Blend Into the Shadows

Jack Ryan: Shadow Recruit

This is it, the last of the Jack Ryan films to come out so far (and, thus, the end of this review project for the site). Considering that there were only five films in the franchise I'm amazed at how tired of the character I already am, but it's only when you watch these films back-to-back-to-back that you realize many of the issues with the stories (which probably come from the novels they're based on). I expected to enjoy this dive through the series more than I did but, now that we're reaching the end, I'm just glad it's over.

Jack Ryan: Shadow Recruit

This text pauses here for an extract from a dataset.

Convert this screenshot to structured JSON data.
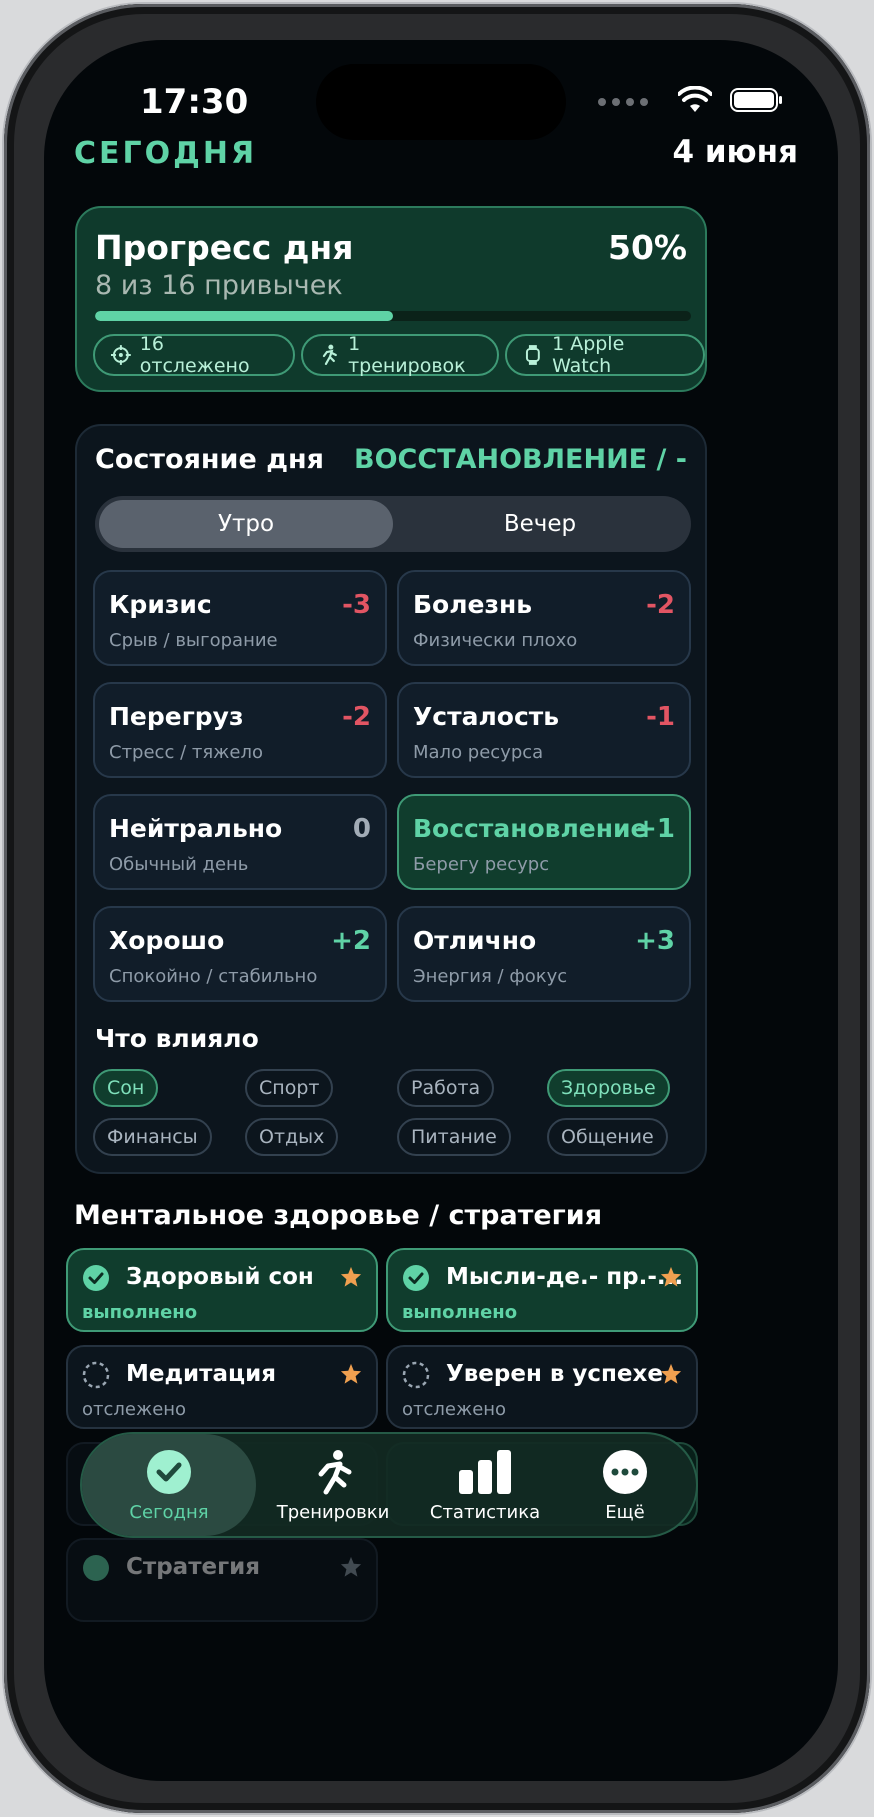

First, though, we have to get through the second attempt at a movie series reboot, 2014's Jack Ryan: Shadow Recruit. In the film we're taken back to Jack Ryan's early days, going to college for his doctorate in economics. His plans, whatever they might have been, were put on hold when 9/11 happened, and Ryan immediately joined the Marines. 18 months later, the helicopter he was on board (with two crew members) was shot down over Afghanistan. Despite having two broken vertebrae in his spine, Ryan somehow pulls his two soldiers free from the chopper.

Cut forward eight months and Ryan was in physical therapy still for the injuries he sustained. That was when he got a visit from CIA Director Harper who recruited the soldier to act as a deep cover operative investigating U.S. financial crimes. This, of course, then led Ryan to join, finish his doctorate, and then eventually discover a terrorist plot that somehow tied into Wall Street all so that Russia could crash the U.S. economy. Because that's apparently a thing they'd want to do.

One thing I liked in the previous reboot, The Sum of All Fears, was that the film winkingly joked about how the Russians were always the bad guys in these kinds of movies. Here, our old Cold War enemy is back to just being an enemy, no knowing nods or winks about it. I get that Putin is a bad dude, and that we should worry about his administration, but there's no nuance to the portrayal of Russia in this movie, no thought that, "hey, maybe ruining the economy of the U.S. would ruin it for everyone else considering how tied into the global economy everyone is." Russia had to be the bad guy because that's how it always works in this films.

The film really could have used some time to slow down and establish stakes. Making Russia the bad guy feels like a way for the filmmakers to short circuit the villain development process. It's like having a brown-skinned terrorist cell (like the 2018 series does), a way for the producers to play on stereotypes so they don't have to do as much development to make us somehow hate their bad guy. But the movie doesn't just sell out the bad guys; it sells out everyone, giving us very little development of any of the characters, include the lead, Jack Ryan.

Chris Pine is a good actor although, like a lot of actors (such as Ben Affleck who we harped on in the last review), Pine is best at playing himself. He has an effortless charm he can throw around and the movie tries to use this to make us care about the character, ironing over any deficiencies in his characterization. "Look at this guy, isn't he charming? He really pulled two soldiers out of a helicopter and you believe it not because we show you this but just because he's so suave and pretty." We see Pine run around a lot and say a bunch of stuff, but we never get the feel for him as a real person, someone who has an economic degree or spent time training to be a Marine or a CIA agent. Every single life event that actual mattered to him is quickly glossed over and talked about after the fact. It's essentially "tell instead of show" the movie.

Amusingly the middle section of the film almost pulls this off, even. Taking place in Russia, Pine's Jack Ryan is sent to Moscow to investigate a company that seems to be making a number of off-the-books transactions, pumping up the U.S. dollar for an eventual dump-and-run (which would cause the aforementioned economic crash somehow because we're told so). This leads to a long, tense sequence where Pine's Ryan, along with his fiance Cathy Mueller (Kira Knightly) who came to Moscow to surprise him (because she doesn't know he's a CIA agent), have to face off across from the villain over a dinner all while a CIA mission is going on. It's well plotted, well executed, and you get a good feel for all the players in this little cat-and-mouse game. This sequence felt like actual espionage. More importantly, the tension grew out of it organically. It's a great sequence.

But then the film switches back over to quick jumps in time, accelerating into a long action-filled back half where things once again happen "because" and we're left to just watch. Don't get me wrong, I like big dumb action movies, but the best of that genre at least spend the time to first make me care about what's happening. Nothing here is developed properly, none of the characters, the hero, or the big threat, so that we can understand (or care) about what's playing out on screen. It's just a mess.

I can appreciate when a movie wants to be svelte, to not stick around any longer than it has to. There's a difference, though, in not drawing stuff out and in simply not providing any useful context. Jack Ryan: Shadow Recruit cuts out everything it doesn't feel is needed, from character moments to useful backstory, or even why he's called a "shadow recruit" in the title of the film. Do we need to know what's happening in the film? Apparently not. We have Chris Pine, so let's just watch him be charming. Or not. I say we go with "not".